--- Task prompt ---
Would you print all of the entries word for word?

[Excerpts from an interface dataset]
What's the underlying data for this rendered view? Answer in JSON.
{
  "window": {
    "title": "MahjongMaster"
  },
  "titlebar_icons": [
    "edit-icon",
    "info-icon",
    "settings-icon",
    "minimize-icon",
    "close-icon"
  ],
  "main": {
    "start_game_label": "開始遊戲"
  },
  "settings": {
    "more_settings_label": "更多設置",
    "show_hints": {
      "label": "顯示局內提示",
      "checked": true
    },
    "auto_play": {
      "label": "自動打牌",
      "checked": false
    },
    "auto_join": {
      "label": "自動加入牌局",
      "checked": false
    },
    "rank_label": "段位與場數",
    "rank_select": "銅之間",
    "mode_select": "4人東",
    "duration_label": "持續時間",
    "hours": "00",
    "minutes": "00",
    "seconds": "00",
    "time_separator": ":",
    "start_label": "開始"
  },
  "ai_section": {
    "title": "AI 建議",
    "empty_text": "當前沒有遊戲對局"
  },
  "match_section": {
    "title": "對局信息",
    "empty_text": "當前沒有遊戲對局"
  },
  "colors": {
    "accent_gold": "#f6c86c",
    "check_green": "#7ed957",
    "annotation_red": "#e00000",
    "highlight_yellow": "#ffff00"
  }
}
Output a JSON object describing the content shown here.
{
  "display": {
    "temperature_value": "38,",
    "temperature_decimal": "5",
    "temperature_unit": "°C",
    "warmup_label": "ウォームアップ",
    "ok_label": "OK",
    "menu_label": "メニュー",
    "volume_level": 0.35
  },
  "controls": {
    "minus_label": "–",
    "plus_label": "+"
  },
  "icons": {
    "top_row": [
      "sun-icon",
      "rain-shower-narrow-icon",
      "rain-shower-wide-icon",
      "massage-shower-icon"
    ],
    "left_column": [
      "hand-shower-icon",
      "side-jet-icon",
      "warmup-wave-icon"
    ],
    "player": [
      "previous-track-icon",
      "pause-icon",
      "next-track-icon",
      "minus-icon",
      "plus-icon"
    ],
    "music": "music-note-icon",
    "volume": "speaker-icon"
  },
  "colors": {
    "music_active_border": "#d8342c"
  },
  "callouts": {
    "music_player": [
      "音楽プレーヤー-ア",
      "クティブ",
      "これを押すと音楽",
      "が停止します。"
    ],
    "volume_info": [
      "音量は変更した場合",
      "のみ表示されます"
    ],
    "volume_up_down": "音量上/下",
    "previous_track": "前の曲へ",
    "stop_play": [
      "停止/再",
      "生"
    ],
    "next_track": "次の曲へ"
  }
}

--- Answer section ---
What's the underlying data for this rendered view? Answer in JSON.
{
  "window": {
    "title": "MahjongMaster"
  },
  "titlebar_icons": [
    "edit-icon",
    "info-icon",
    "settings-icon",
    "minimize-icon",
    "close-icon"
  ],
  "main": {
    "start_game_label": "開始遊戲"
  },
  "settings": {
    "more_settings_label": "更多設置",
    "show_hints": {
      "label": "顯示局內提示",
      "checked": true
    },
    "auto_play": {
      "label": "自動打牌",
      "checked": false
    },
    "auto_join": {
      "label": "自動加入牌局",
      "checked": false
    },
    "rank_label": "段位與場數",
    "rank_select": "銅之間",
    "mode_select": "4人東",
    "duration_label": "持續時間",
    "hours": "00",
    "minutes": "00",
    "seconds": "00",
    "time_separator": ":",
    "start_label": "開始"
  },
  "ai_section": {
    "title": "AI 建議",
    "empty_text": "當前沒有遊戲對局"
  },
  "match_section": {
    "title": "對局信息",
    "empty_text": "當前沒有遊戲對局"
  },
  "colors": {
    "accent_gold": "#f6c86c",
    "check_green": "#7ed957",
    "annotation_red": "#e00000",
    "highlight_yellow": "#ffff00"
  }
}
Output a JSON object describing the content shown here.
{
  "display": {
    "temperature_value": "38,",
    "temperature_decimal": "5",
    "temperature_unit": "°C",
    "warmup_label": "ウォームアップ",
    "ok_label": "OK",
    "menu_label": "メニュー",
    "volume_level": 0.35
  },
  "controls": {
    "minus_label": "–",
    "plus_label": "+"
  },
  "icons": {
    "top_row": [
      "sun-icon",
      "rain-shower-narrow-icon",
      "rain-shower-wide-icon",
      "massage-shower-icon"
    ],
    "left_column": [
      "hand-shower-icon",
      "side-jet-icon",
      "warmup-wave-icon"
    ],
    "player": [
      "previous-track-icon",
      "pause-icon",
      "next-track-icon",
      "minus-icon",
      "plus-icon"
    ],
    "music": "music-note-icon",
    "volume": "speaker-icon"
  },
  "colors": {
    "music_active_border": "#d8342c"
  },
  "callouts": {
    "music_player": [
      "音楽プレーヤー-ア",
      "クティブ",
      "これを押すと音楽",
      "が停止します。"
    ],
    "volume_info": [
      "音量は変更した場合",
      "のみ表示されます"
    ],
    "volume_up_down": "音量上/下",
    "previous_track": "前の曲へ",
    "stop_play": [
      "停止/再",
      "生"
    ],
    "next_track": "次の曲へ"
  }
}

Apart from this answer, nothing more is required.